Metroid Prime is an interesting case, because its seemingly non-diegetic elements are, in fact, diegetic.

A snowy vista in Metroid Prime. Note the diegetic HUD.

There is a very prominent HUD in the game, but it’s inside the visor of Samus’ helmet. The icons to denote switching weapons and whatnot are actually within the world of the game. When Samus gets wet, water droplets drip down the screen. When there is a blast near her face, you can see the reflection of her visage in the visor. But she never speaks. She is alone on an alien world, and the player is immersed in it through (mostly) diegetic gameplay.

I was also drawn to Galloway’s concept of “ambient acts” in video games: that in many games, when the player just sits back and doesn’t do anything, the game continues on its own, playing itself in a way. The world of the game exists even when the player doesn’t interact with it. There’s a certain zen to this idea. On a basic level, it’s a microcosm for real life–when the hero does nothing, Earth is extant. People go on their daily routines, the sun sets, day turns to night, and night turns to day. In a way, regardless of all the power-ups we’ve got, we don’t matter at all.

I know I didn’t really talk about anything I didn’t understand in the reading, but I thought this would suffice.

What Metroid teaches us

For my first blog post, I thought I’d explore our reading from A Theory of Fun as it applies to Nintendo’s groundbreaking Metroid, from 1986.

Metroid is most famous for being the first major video game with a female protagonist. Players assume they’re playing as a burly dude in manly armor until the very end of the game, when Samus removes her helmet to reveal her true nature–she’s a beautiful woman!

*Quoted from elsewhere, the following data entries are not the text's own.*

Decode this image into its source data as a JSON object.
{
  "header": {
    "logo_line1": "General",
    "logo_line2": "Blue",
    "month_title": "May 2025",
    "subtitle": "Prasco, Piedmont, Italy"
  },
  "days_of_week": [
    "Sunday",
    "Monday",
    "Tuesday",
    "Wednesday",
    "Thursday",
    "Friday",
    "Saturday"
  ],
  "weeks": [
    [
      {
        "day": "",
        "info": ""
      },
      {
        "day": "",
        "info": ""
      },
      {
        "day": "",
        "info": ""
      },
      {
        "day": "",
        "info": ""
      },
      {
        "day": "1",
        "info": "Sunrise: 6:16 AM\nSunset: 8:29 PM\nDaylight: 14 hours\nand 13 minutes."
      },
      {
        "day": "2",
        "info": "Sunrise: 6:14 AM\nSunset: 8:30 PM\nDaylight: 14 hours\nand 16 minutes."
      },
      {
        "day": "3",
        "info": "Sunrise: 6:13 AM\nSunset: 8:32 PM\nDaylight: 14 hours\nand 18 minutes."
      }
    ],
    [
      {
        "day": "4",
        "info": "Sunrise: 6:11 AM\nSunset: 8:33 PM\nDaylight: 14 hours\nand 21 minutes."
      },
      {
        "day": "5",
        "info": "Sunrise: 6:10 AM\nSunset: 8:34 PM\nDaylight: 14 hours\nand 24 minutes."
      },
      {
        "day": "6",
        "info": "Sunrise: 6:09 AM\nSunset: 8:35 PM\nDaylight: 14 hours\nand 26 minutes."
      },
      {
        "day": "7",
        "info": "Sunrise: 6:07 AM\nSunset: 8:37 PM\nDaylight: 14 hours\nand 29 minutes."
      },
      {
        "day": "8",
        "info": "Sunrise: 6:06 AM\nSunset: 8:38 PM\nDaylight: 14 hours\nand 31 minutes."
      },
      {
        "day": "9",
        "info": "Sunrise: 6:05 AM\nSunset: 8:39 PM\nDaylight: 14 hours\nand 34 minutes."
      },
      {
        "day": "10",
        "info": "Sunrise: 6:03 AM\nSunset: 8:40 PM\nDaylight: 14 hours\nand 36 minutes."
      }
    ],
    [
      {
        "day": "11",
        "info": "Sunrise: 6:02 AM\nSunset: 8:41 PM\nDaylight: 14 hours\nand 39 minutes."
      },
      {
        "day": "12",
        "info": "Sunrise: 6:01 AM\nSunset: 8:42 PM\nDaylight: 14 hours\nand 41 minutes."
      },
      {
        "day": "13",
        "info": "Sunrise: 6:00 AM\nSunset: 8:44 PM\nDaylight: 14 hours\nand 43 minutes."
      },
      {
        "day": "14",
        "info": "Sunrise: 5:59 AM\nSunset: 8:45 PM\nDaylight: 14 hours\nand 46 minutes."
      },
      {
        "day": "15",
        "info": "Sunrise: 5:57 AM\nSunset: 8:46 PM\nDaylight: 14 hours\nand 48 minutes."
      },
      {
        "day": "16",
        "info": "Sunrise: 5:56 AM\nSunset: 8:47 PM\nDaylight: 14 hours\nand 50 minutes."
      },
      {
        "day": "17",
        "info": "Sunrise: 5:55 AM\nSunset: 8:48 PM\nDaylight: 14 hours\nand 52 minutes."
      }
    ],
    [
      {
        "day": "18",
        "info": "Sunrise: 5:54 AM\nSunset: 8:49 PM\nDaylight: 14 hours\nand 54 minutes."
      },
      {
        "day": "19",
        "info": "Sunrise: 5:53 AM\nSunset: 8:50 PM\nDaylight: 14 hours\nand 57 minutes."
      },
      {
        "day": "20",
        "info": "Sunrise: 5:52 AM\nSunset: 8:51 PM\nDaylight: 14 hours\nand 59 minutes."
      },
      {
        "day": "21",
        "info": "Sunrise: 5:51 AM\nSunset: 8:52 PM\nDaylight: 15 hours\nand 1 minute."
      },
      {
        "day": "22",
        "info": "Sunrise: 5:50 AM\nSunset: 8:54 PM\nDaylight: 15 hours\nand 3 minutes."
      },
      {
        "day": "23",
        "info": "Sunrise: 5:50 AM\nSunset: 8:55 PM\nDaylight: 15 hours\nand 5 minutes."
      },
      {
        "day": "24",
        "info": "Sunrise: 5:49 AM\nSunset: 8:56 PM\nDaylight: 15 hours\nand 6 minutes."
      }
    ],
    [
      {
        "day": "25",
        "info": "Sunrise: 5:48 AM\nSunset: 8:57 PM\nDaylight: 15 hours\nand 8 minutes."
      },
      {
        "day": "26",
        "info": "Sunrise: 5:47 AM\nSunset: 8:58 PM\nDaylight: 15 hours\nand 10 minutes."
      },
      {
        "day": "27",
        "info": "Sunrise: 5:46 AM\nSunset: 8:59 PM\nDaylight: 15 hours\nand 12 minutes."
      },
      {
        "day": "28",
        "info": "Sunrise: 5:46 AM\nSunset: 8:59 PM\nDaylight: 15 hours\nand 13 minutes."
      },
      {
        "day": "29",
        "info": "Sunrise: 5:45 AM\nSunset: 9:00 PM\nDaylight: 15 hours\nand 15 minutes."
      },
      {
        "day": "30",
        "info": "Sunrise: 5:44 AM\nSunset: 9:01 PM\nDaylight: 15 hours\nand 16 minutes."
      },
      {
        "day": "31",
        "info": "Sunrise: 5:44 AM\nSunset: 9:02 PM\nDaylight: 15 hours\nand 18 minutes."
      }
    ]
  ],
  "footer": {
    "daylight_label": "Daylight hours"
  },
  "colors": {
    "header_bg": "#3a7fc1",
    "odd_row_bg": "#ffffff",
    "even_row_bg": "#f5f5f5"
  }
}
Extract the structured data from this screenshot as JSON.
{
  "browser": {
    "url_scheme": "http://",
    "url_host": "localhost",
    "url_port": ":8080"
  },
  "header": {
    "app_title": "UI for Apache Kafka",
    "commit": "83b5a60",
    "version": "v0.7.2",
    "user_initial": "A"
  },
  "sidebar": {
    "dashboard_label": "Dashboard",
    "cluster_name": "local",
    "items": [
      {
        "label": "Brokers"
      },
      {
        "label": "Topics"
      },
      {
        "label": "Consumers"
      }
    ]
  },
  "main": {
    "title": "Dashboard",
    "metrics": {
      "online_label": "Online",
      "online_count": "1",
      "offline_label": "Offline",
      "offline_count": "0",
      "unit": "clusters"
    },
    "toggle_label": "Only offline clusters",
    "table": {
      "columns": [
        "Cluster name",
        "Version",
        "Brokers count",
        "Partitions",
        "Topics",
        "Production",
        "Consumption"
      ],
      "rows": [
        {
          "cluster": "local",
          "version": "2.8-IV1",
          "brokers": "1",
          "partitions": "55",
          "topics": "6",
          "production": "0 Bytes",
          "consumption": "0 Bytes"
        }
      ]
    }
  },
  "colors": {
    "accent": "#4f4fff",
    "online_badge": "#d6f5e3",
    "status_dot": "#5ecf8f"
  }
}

But the other major innovation with Metroid, and the one I’ll be addressing in this post,┬áis that it was one of the first non-linear platforming video games.

Raph Koster divides early video games into two paradigms: “get to the other side” games and “visit every location” games. Metroid combined the two. Producer Gunpei Yokoi wanted to mix the platforming of Super Mario Bros. with the exploration elements of The Legend of Zelda. While intrinsically, the goal of Metroid is to jump and shoot your way to the end of the game, multiple paths are presented to the player. Some are traversable from the beginning, and others require powerups to reach. So players, instead of only looking for the end of the “level,” must first search for said powerups to reach the end.

Before this point, platformers were seen as “go to the right of the screen, jump over obstacles, kill bad guys, win.” Metroid added another dimension, as it required *gasp* leftward movement, backtracking to reach new parts of old levels, and a higher level of critical thinking.

The Metroid series has continued to break new ground in adventure platforming, from 1994’s SNES masterpiece Super Metroid to 2002’s argument-for-games-as-art Metroid Prime on the GameCube. The gameplay style has changed other games as well, like Konami’s Castlevania series. But they’re all based on the concepts of the 1986 original: nonlinear gameplay derived from finding powerups to get to new areas.